Trump tweets about trade deal with U.K. President Trump on Twitter: "My Administration looks forward to negotiating a large scale Trade Deal with the United Kingdom. The potential is unlimited!"
Why Texas is nearing battleground status is an article written by Nate Cohn in the New York Times. He notes that He notes that “Hispanics represent the (elusive) upside for Democrats, but it’s a shift in white voters that is making the biggest difference.” Link.
Pelosi explains her remarks earlier this week about no impeachment move on Trump. Asked about her comments to the Washington Post this week cautioning against impeachment, House Speaker Nancy Pelsoi (D-Calif.) said: "I made the comment that I made because I make it every week. ... It didn't seem to catch on until I added a gimmick. 'He's not worth it.' Boom."

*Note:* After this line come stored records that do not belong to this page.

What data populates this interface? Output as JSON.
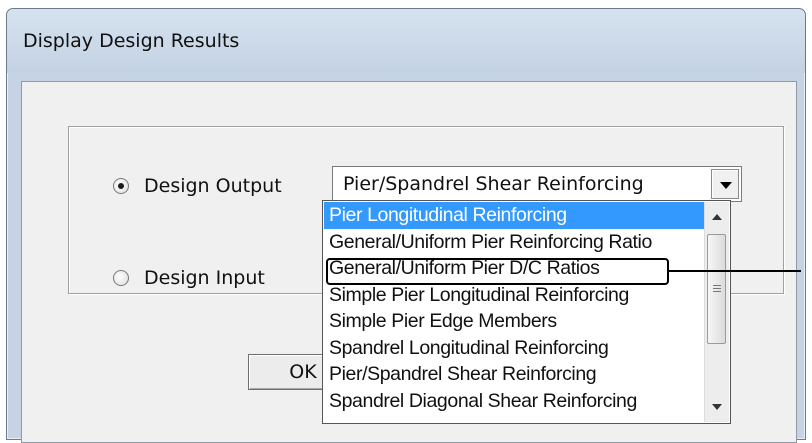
{
  "window": {
    "title": "Display Design Results"
  },
  "options": {
    "design_output": {
      "label": "Design Output",
      "checked": true
    },
    "design_input": {
      "label": "Design Input",
      "checked": false
    }
  },
  "combo": {
    "selected_value": "Pier/Spandrel Shear Reinforcing",
    "dropdown_icon": "chevron-down-icon"
  },
  "ok_button": {
    "label": "OK"
  },
  "dropdown_list": {
    "items": [
      "Pier Longitudinal Reinforcing",
      "General/Uniform Pier Reinforcing Ratio",
      "General/Uniform Pier D/C Ratios",
      "Simple Pier Longitudinal Reinforcing",
      "Simple Pier Edge Members",
      "Spandrel Longitudinal Reinforcing",
      "Pier/Spandrel Shear Reinforcing",
      "Spandrel Diagonal Shear Reinforcing"
    ],
    "highlighted_index": 0,
    "annotated_index": 2
  },
  "colors": {
    "selection": "#3399ff",
    "annotation": "#000000",
    "title_bar": "#c5d3e3"
  }
}
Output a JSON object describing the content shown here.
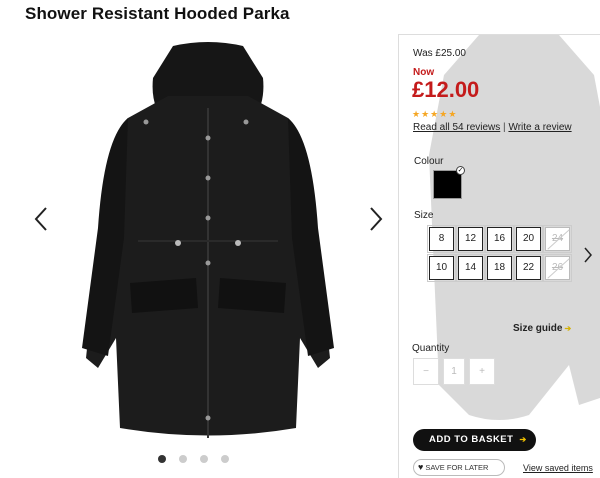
{
  "product": {
    "title": "Shower Resistant Hooded Parka"
  },
  "pricing": {
    "was": "Was £25.00",
    "now_label": "Now",
    "price": "£12.00"
  },
  "rating": {
    "stars": 5,
    "reviews_link": "Read all 54 reviews",
    "separator": "|",
    "write_link": "Write a review"
  },
  "colour": {
    "label": "Colour",
    "selected_color": "#000000"
  },
  "size": {
    "label": "Size",
    "options": [
      {
        "value": "8",
        "available": true
      },
      {
        "value": "12",
        "available": true
      },
      {
        "value": "16",
        "available": true
      },
      {
        "value": "20",
        "available": true
      },
      {
        "value": "24",
        "available": false
      },
      {
        "value": "10",
        "available": true
      },
      {
        "value": "14",
        "available": true
      },
      {
        "value": "18",
        "available": true
      },
      {
        "value": "22",
        "available": true
      },
      {
        "value": "26",
        "available": false
      }
    ],
    "guide_label": "Size guide"
  },
  "quantity": {
    "label": "Quantity",
    "minus": "−",
    "value": "1",
    "plus": "+"
  },
  "actions": {
    "add_to_basket": "ADD TO BASKET",
    "save_for_later": "SAVE FOR LATER",
    "view_saved": "View saved items"
  },
  "gallery": {
    "slide_count": 4,
    "active_slide": 1
  },
  "colors": {
    "price_red": "#c41b1b",
    "star_gold": "#f5a623"
  }
}
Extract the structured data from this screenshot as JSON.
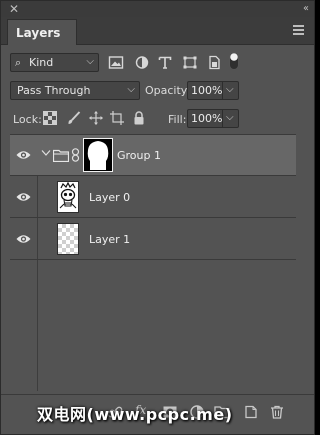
{
  "window": {
    "close_glyph": "✕",
    "collapse_glyph": "‹‹"
  },
  "tab": {
    "label": "Layers"
  },
  "filter": {
    "kind_label": "Kind",
    "icons": [
      "image-filter-icon",
      "adjustment-filter-icon",
      "type-filter-icon",
      "shape-filter-icon",
      "smart-object-filter-icon",
      "filter-toggle-icon"
    ]
  },
  "blend": {
    "mode": "Pass Through",
    "opacity_label": "Opacity:",
    "opacity_value": "100%"
  },
  "lock": {
    "label": "Lock:",
    "icons": [
      "lock-transparent-pixels-icon",
      "lock-image-pixels-icon",
      "lock-position-icon",
      "lock-artboard-icon",
      "lock-all-icon"
    ],
    "fill_label": "Fill:",
    "fill_value": "100%"
  },
  "layers": [
    {
      "name": "Group 1",
      "type": "group",
      "visible": true,
      "selected": true,
      "expanded": true
    },
    {
      "name": "Layer 0",
      "type": "pixel",
      "visible": true,
      "selected": false
    },
    {
      "name": "Layer 1",
      "type": "pixel",
      "visible": true,
      "selected": false
    }
  ],
  "toolbar": {
    "fx_label": "fx",
    "icons": [
      "link-layers-icon",
      "layer-style-icon",
      "add-mask-icon",
      "adjustment-layer-icon",
      "new-group-icon",
      "new-layer-icon",
      "delete-layer-icon"
    ]
  },
  "watermark": "双电网(www.pcpc.me)",
  "colors": {
    "panel_bg": "#535353",
    "selected_row": "#676767",
    "tab_bar": "#3c3c3c"
  }
}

Cotton AWP rises in latest week. The Adjusted World Price (AWP) for cotton will be at 64.10 cents per pound, effective today (March 15), up from 63.42 cents per pound the prior week. This would be the highest mark for the AWP since the week of Feb. 8. Meanwhile, Special Import Quota #21 will be established March 21 for 58,171 bales of upland cotton purchased not later than June 18 and entered into the U.S. not later than Sept. 16. The quota is equivalent to one week's consumption of cotton by domestic mills at a seasonally adjusted average rate for the period November 2018 through January 2019, the most recent three months for which data are available.
— Markets. The Dow on Thursday edged up 7.05 points, 0.03%, at 25,709.94. The Nasdaq fell 12.50 points, 0.16%, at 7,630.91. The S&P 500 was down 2.44 points, 0.09%, at 2,808.48.
New home sales fell 6.9% in January to a 607,000-unit pace. Sales for the prior three months were revised significantly higher, however, mostly due to updated seasonal adjustment-not stronger sales. Prices continue to moderate.
Brexit vote: Parliament has voted to postpone Britain’s departure from the European Union but, in a rare victory for Prime Minister Theresa May, narrowly failed to wrest control of the process from her. It remains unclear how long the delay will be. Parliament also rejected holding a second referendum on Brexit, though Labor leader Jeremy Corbyn said his team is still working on plans for another public vote.
China will not resort to quantitative easing as it sets policies to support the economy, Premier Li Keqiang said. Li’s comments come at the end of the annual gathering of leaders in Beijing for their policy summit, which included new measures on tackling off-balance sheet debt, foreign investments and trade.
Italy is considering borrowing from China's Asian Infrastructure Investment Bank as part of plans to become the first G7 country to endorse Beijing's controversial "Belt and Road Initiative." An MoU will likely be signed on March 22. Until now, the majority of BRI infrastructure loans have come from the China Development Bank and the Export-Import Bank of China, but the AIIB lends according to international standards required inside the EU.